I just read a marvellous article about Peter Dennett, someone who spends his professional life pursuing his private passion for finding and reissuing Sun Ra material. It’s a great read, and chimes of self recognition were ringing in the background as I went through it.
Let me also introduce Exhibit A, top left. This is the CD of “Hey Manhattan!”, UK release. You’ll notice it has a golden colour rather than a more usual silver, which is because a chemical reaction in the substrate, possibly based on the acid in the card sleeve, has caused “bronzing”, making it progressively unplayable. So a medium which to all intents and purposes seems immortal, isn’t.
Even if the bronzing doesn’t happen, which in most cases is thankfully the case, the medium eventually becomes obsolete. Famously the BBC Domesday project which recorded information on laserdiscs became impossible to access. VHS is slipping away fast. CDs are likely to go before too long. Paradoxically, our generation records gazillions times more data than any previous one, but our ephemera will likely disappear on old hard drives. I can read my grandparents’ love letters. My grandchildren probably won’t be able to read mine.
In the title for this piece, I’m quoting a line from “I Trawl the Megahertz”, which continues “as a compassionate side effect teach us that nothing is ever lost”. But unfortunately that isn’t true. The effects of time, chemistry, neglect, laziness, or indifference take our cultural legacy from us forever, every day.
And often the artists themselves are the worst guardians of their work anyway. From another context, there’s a story about how when Turner had bequeathed the contents of his studio to the nation, the grateful recipients found it spread on the floor, wonderful sketches stuffed into cracks in the window frames to keep out the cold or creased and screwed up. For Turner these scraps had no intrinsic value, they were rough notes only.
You might look to the family, but often that doesn’t help either. The material becomes clutter to a family, something they don’t know whether to preserve or dispose of. In the art world, artists have usually gone out of fashion at the time of their death, so mementoes are distributed, and the rest is chucked. To take one particularly painful example, I have a family connection to the wonderful but little known English artist, Samuel Palmer. In the early 20th Century, his son Alfred took most of his father’s collection of sketches, placed it in a large bonfire, and destroyed it, suggesting it was “not sufficiently masculine”. And in one spiral of glowing sparks was lost an entire career, or most of it. The rare jewels that remain make the loss all the more difficult to bear.
There are those of us who fight that cultural tsunami, and emerge every now and then from the waves bearing a pearl or splendid branch of coral. Dennett is one, on a fairly small scale I’m another. There are many of us.
So where I am of course a collector, the passion is really for archival and preservation. I guess you can probably link that on a psychological level to fear of personal insignificance: in preserving something, you are probably deep down expressing the fear that your own life will disappear without trace.

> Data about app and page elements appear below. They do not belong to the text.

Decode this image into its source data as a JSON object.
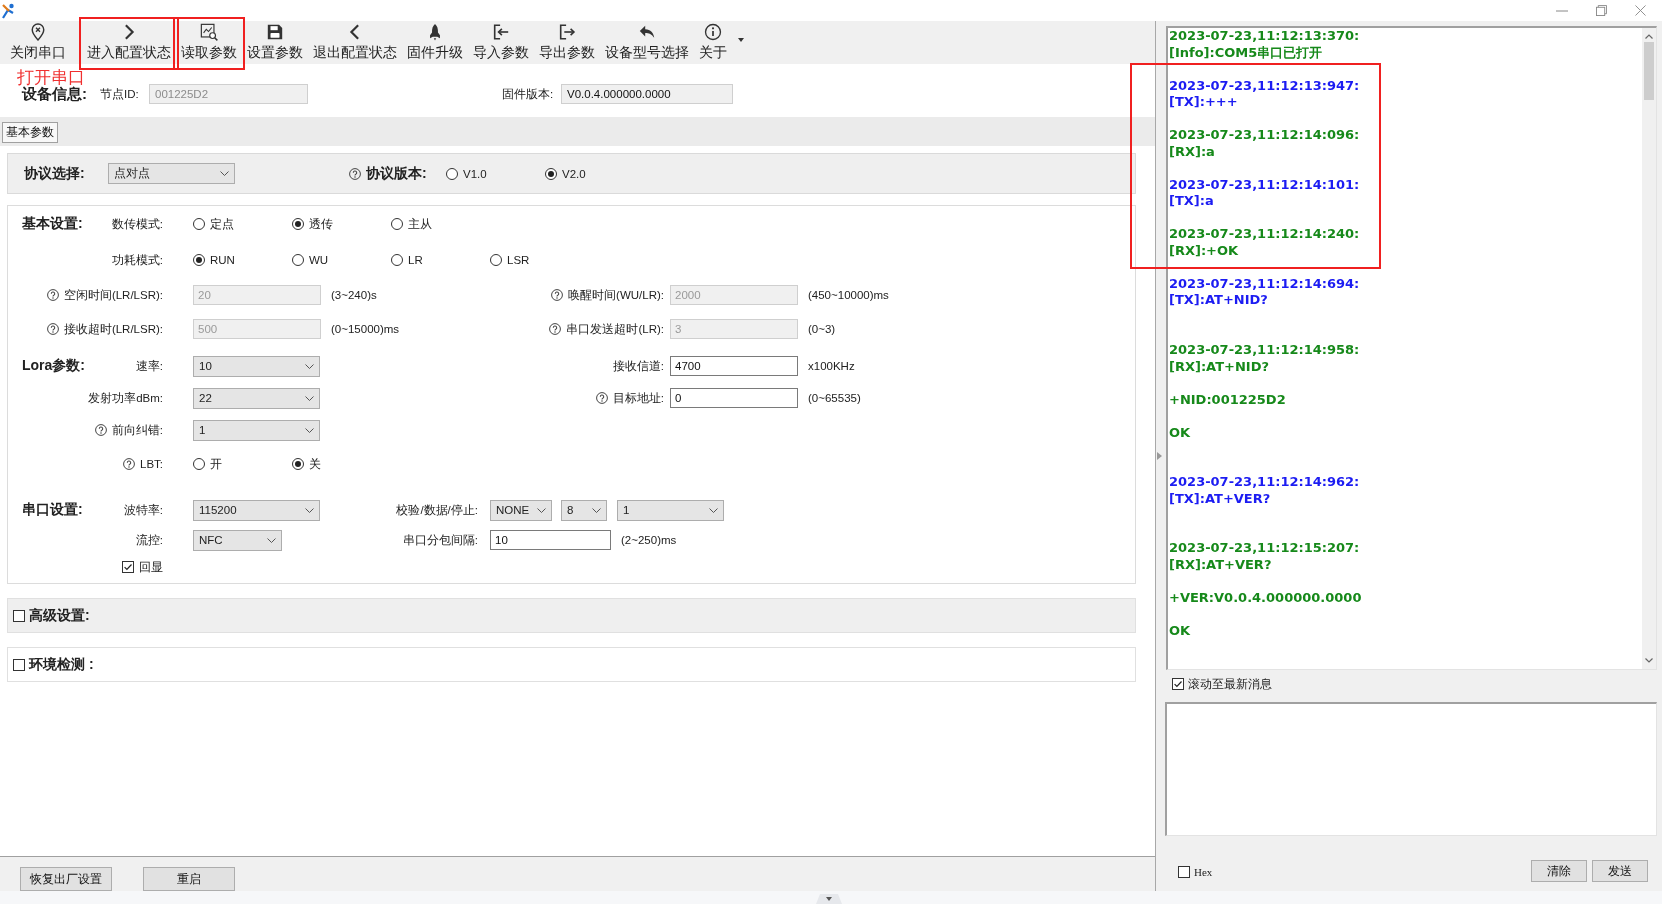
{
  "toolbar": {
    "items": [
      {
        "label": "关闭串口",
        "highlighted": false,
        "note": "打开串口"
      },
      {
        "label": "进入配置状态",
        "highlighted": true
      },
      {
        "label": "读取参数",
        "highlighted": true
      },
      {
        "label": "设置参数",
        "highlighted": false
      },
      {
        "label": "退出配置状态",
        "highlighted": false
      },
      {
        "label": "固件升级",
        "highlighted": false
      },
      {
        "label": "导入参数",
        "highlighted": false
      },
      {
        "label": "导出参数",
        "highlighted": false
      },
      {
        "label": "设备型号选择",
        "highlighted": false
      },
      {
        "label": "关于",
        "highlighted": false
      }
    ]
  },
  "device_info": {
    "title": "设备信息:",
    "fields": [
      {
        "label": "节点ID:",
        "value": "001225D2",
        "disabled": true
      },
      {
        "label": "固件版本:",
        "value": "V0.0.4.000000.0000",
        "disabled": false
      }
    ]
  },
  "tabs": [
    {
      "label": "基本参数",
      "selected": true
    }
  ],
  "protocol": {
    "label": "协议选择:",
    "value": "点对点",
    "version_help": true,
    "version_label": "协议版本:",
    "versions": [
      {
        "label": "V1.0",
        "selected": false
      },
      {
        "label": "V2.0",
        "selected": true
      }
    ]
  },
  "sections": [
    {
      "kind": "wide",
      "title": "基本设置:",
      "rows": [
        {
          "fields": [
            {
              "kind": "radio",
              "label": "数传模式:",
              "help": false,
              "options": [
                {
                  "label": "定点",
                  "selected": false
                },
                {
                  "label": "透传",
                  "selected": true
                },
                {
                  "label": "主从",
                  "selected": false
                }
              ]
            }
          ]
        },
        {
          "fields": [
            {
              "kind": "radio",
              "label": "功耗模式:",
              "help": false,
              "options": [
                {
                  "label": "RUN",
                  "selected": true
                },
                {
                  "label": "WU",
                  "selected": false
                },
                {
                  "label": "LR",
                  "selected": false
                },
                {
                  "label": "LSR",
                  "selected": false
                }
              ]
            }
          ]
        },
        {
          "fields": [
            {
              "kind": "input",
              "label": "空闲时间(LR/LSR):",
              "help": true,
              "value": "20",
              "disabled": true,
              "unit": "(3~240)s"
            },
            {
              "kind": "input",
              "label": "唤醒时间(WU/LR):",
              "help": true,
              "value": "2000",
              "disabled": true,
              "unit": "(450~10000)ms"
            }
          ]
        },
        {
          "fields": [
            {
              "kind": "input",
              "label": "接收超时(LR/LSR):",
              "help": true,
              "value": "500",
              "disabled": true,
              "unit": "(0~15000)ms"
            },
            {
              "kind": "input",
              "label": "串口发送超时(LR):",
              "help": true,
              "value": "3",
              "disabled": true,
              "unit": "(0~3)"
            }
          ]
        }
      ]
    },
    {
      "kind": "wide",
      "title": "Lora参数:",
      "rows": [
        {
          "fields": [
            {
              "kind": "select",
              "label": "速率:",
              "help": false,
              "value": "10"
            },
            {
              "kind": "input",
              "label": "接收信道:",
              "help": false,
              "value": "4700",
              "disabled": false,
              "unit": "x100KHz"
            }
          ]
        },
        {
          "fields": [
            {
              "kind": "select",
              "label": "发射功率dBm:",
              "help": false,
              "value": "22"
            },
            {
              "kind": "input",
              "label": "目标地址:",
              "help": true,
              "value": "0",
              "disabled": false,
              "unit": "(0~65535)"
            }
          ]
        },
        {
          "fields": [
            {
              "kind": "select",
              "label": "前向纠错:",
              "help": true,
              "value": "1"
            }
          ]
        },
        {
          "fields": [
            {
              "kind": "radio",
              "label": "LBT:",
              "help": true,
              "options": [
                {
                  "label": "开",
                  "selected": false
                },
                {
                  "label": "关",
                  "selected": true
                }
              ]
            }
          ]
        }
      ]
    },
    {
      "kind": "compact",
      "title": "串口设置:",
      "rows": [
        {
          "fields": [
            {
              "kind": "select",
              "label": "波特率:",
              "help": false,
              "value": "115200"
            },
            {
              "kind": "selects",
              "label": "校验/数据/停止:",
              "help": false,
              "values": [
                "NONE",
                "8",
                "1"
              ]
            }
          ]
        },
        {
          "fields": [
            {
              "kind": "short-select",
              "label": "流控:",
              "help": false,
              "value": "NFC"
            },
            {
              "kind": "input",
              "label": "串口分包间隔:",
              "help": false,
              "value": "10",
              "disabled": false,
              "unit": "(2~250)ms"
            }
          ]
        },
        {
          "fields": [
            {
              "kind": "checkbox",
              "label": "回显",
              "checked": true
            }
          ]
        }
      ]
    }
  ],
  "collapsibles": [
    {
      "title": "高级设置:",
      "checked": false,
      "hovered": true
    },
    {
      "title": "环境检测 :",
      "checked": false,
      "hovered": false
    }
  ],
  "footer_buttons": [
    "恢复出厂设置",
    "重启"
  ],
  "log": {
    "messages": [
      {
        "kind": "info",
        "timestamp": "2023-07-23,11:12:13:370:",
        "lines": [
          "[Info]:COM5串口已打开"
        ],
        "highlighted": false,
        "trailing_newline": false
      },
      {
        "kind": "tx",
        "timestamp": "2023-07-23,11:12:13:947:",
        "lines": [
          "[TX]:+++"
        ],
        "highlighted": true,
        "trailing_newline": false
      },
      {
        "kind": "rx",
        "timestamp": "2023-07-23,11:12:14:096:",
        "lines": [
          "[RX]:a"
        ],
        "highlighted": true,
        "trailing_newline": false
      },
      {
        "kind": "tx",
        "timestamp": "2023-07-23,11:12:14:101:",
        "lines": [
          "[TX]:a"
        ],
        "highlighted": true,
        "trailing_newline": false
      },
      {
        "kind": "rx",
        "timestamp": "2023-07-23,11:12:14:240:",
        "lines": [
          "[RX]:+OK"
        ],
        "highlighted": true,
        "trailing_newline": false
      },
      {
        "kind": "tx",
        "timestamp": "2023-07-23,11:12:14:694:",
        "lines": [
          "[TX]:AT+NID?"
        ],
        "highlighted": false,
        "trailing_newline": true
      },
      {
        "kind": "rx",
        "timestamp": "2023-07-23,11:12:14:958:",
        "lines": [
          "[RX]:AT+NID?",
          "+NID:001225D2",
          "OK"
        ],
        "highlighted": false,
        "trailing_newline": true
      },
      {
        "kind": "tx",
        "timestamp": "2023-07-23,11:12:14:962:",
        "lines": [
          "[TX]:AT+VER?"
        ],
        "highlighted": false,
        "trailing_newline": true
      },
      {
        "kind": "rx",
        "timestamp": "2023-07-23,11:12:15:207:",
        "lines": [
          "[RX]:AT+VER?",
          "+VER:V0.0.4.000000.0000",
          "OK"
        ],
        "highlighted": false
      }
    ]
  },
  "auto_scroll": {
    "label": "滚动至最新消息",
    "checked": true
  },
  "send": {
    "hex": {
      "label": "Hex",
      "checked": false
    },
    "buttons": [
      "清除",
      "发送"
    ]
  }
}
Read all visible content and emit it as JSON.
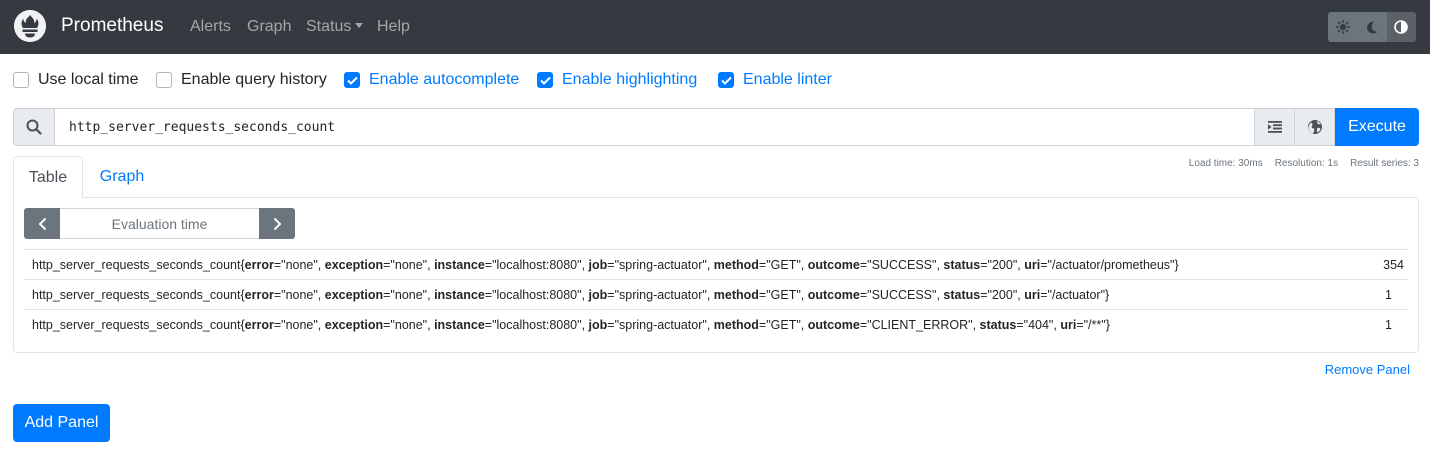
{
  "navbar": {
    "brand": "Prometheus",
    "links": {
      "alerts": "Alerts",
      "graph": "Graph",
      "status": "Status",
      "help": "Help"
    },
    "theme_buttons": [
      "sun-icon",
      "moon-icon",
      "half-circle-icon"
    ]
  },
  "options": {
    "local_time": {
      "label": "Use local time",
      "checked": false
    },
    "query_history": {
      "label": "Enable query history",
      "checked": false
    },
    "autocomplete": {
      "label": "Enable autocomplete",
      "checked": true
    },
    "highlighting": {
      "label": "Enable highlighting",
      "checked": true
    },
    "linter": {
      "label": "Enable linter",
      "checked": true
    }
  },
  "expression": {
    "value": "http_server_requests_seconds_count",
    "execute_label": "Execute"
  },
  "stats": {
    "load_time": "Load time: 30ms",
    "resolution": "Resolution: 1s",
    "result_series": "Result series: 3"
  },
  "tabs": {
    "table": "Table",
    "graph": "Graph"
  },
  "eval_time_placeholder": "Evaluation time",
  "results": [
    {
      "metric": "http_server_requests_seconds_count",
      "labels": [
        [
          "error",
          "none"
        ],
        [
          "exception",
          "none"
        ],
        [
          "instance",
          "localhost:8080"
        ],
        [
          "job",
          "spring-actuator"
        ],
        [
          "method",
          "GET"
        ],
        [
          "outcome",
          "SUCCESS"
        ],
        [
          "status",
          "200"
        ],
        [
          "uri",
          "/actuator/prometheus"
        ]
      ],
      "value": "354"
    },
    {
      "metric": "http_server_requests_seconds_count",
      "labels": [
        [
          "error",
          "none"
        ],
        [
          "exception",
          "none"
        ],
        [
          "instance",
          "localhost:8080"
        ],
        [
          "job",
          "spring-actuator"
        ],
        [
          "method",
          "GET"
        ],
        [
          "outcome",
          "SUCCESS"
        ],
        [
          "status",
          "200"
        ],
        [
          "uri",
          "/actuator"
        ]
      ],
      "value": "1"
    },
    {
      "metric": "http_server_requests_seconds_count",
      "labels": [
        [
          "error",
          "none"
        ],
        [
          "exception",
          "none"
        ],
        [
          "instance",
          "localhost:8080"
        ],
        [
          "job",
          "spring-actuator"
        ],
        [
          "method",
          "GET"
        ],
        [
          "outcome",
          "CLIENT_ERROR"
        ],
        [
          "status",
          "404"
        ],
        [
          "uri",
          "/**"
        ]
      ],
      "value": "1"
    }
  ],
  "remove_panel": "Remove Panel",
  "add_panel": "Add Panel",
  "colors": {
    "navbar_bg": "#343a40",
    "primary": "#007bff",
    "secondary": "#6c757d"
  }
}
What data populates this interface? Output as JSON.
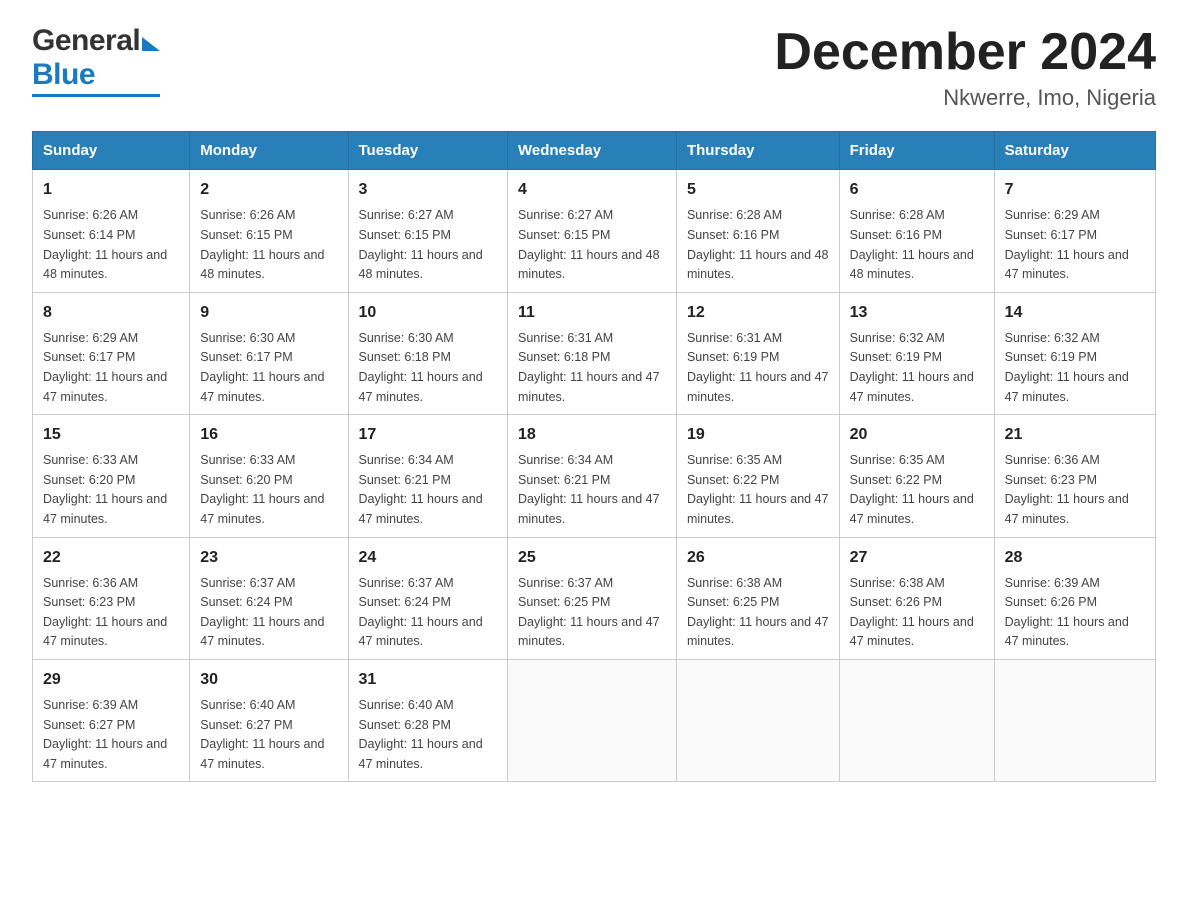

But whatever, what we are about as archivists is finding and preserving things that would otherwise be lost. Dennett expresses this well “There’s releases which I have put out which have gone unnoticed – perhaps because the music is inaccessible, or that particular gig had a lot of percussion involved, or whatever factor. To me these are important historical documents, and the important thing is a lot of this work has to be done now, before the tapes get lost, they deteriorate, and the music’s gone forever.” And the compassionate side effect is that the material is as far as possible made available for other people to enjoy.
The state of being an audio archivist is one of eternal worry too: you are perpetually concerned about the durability of physical media – what does happen when I play a 40 year old cassette for the first time in years? – and even the reliability of digital copies and longevity of formats. Who preserves this when I lose interest or die? You do swing from utter euphoria when something wonderful emerges, to something approaching despair as you worry about getting absolutely the best preserved state to retain and carry forward. Much of the time is spent figuring out backup and storage strategies.
Day to day, it’s serendipity and searching. Usually the best things arrive unexpectedly because you’re randomly following your nose. A lot of the reason for this site existing is to maintain a presence so that people contact me: there isn’t exactly a steady flow, but it does happen, so that the Salford recording came directly from someone seeing the gigography. And then there are the long term projects, for example refining and refining the quality of recordings of the BBC In Concert from 1985, finding the best off air FM, getting hold of the best quality 6Music downloads, and tracking down copies of the transcription disk. Not that the BBC aren’t archiving that, but they have disposed of similar material already, and you can’t take any chances.
So anyway, there we go: have pity on the archivists, and help us where you can. If you have something in the back of a cupboard or loft that might interest one of us, dig it out and see if you can find a friendly obsessive who can preserve it. Usually there will be someone.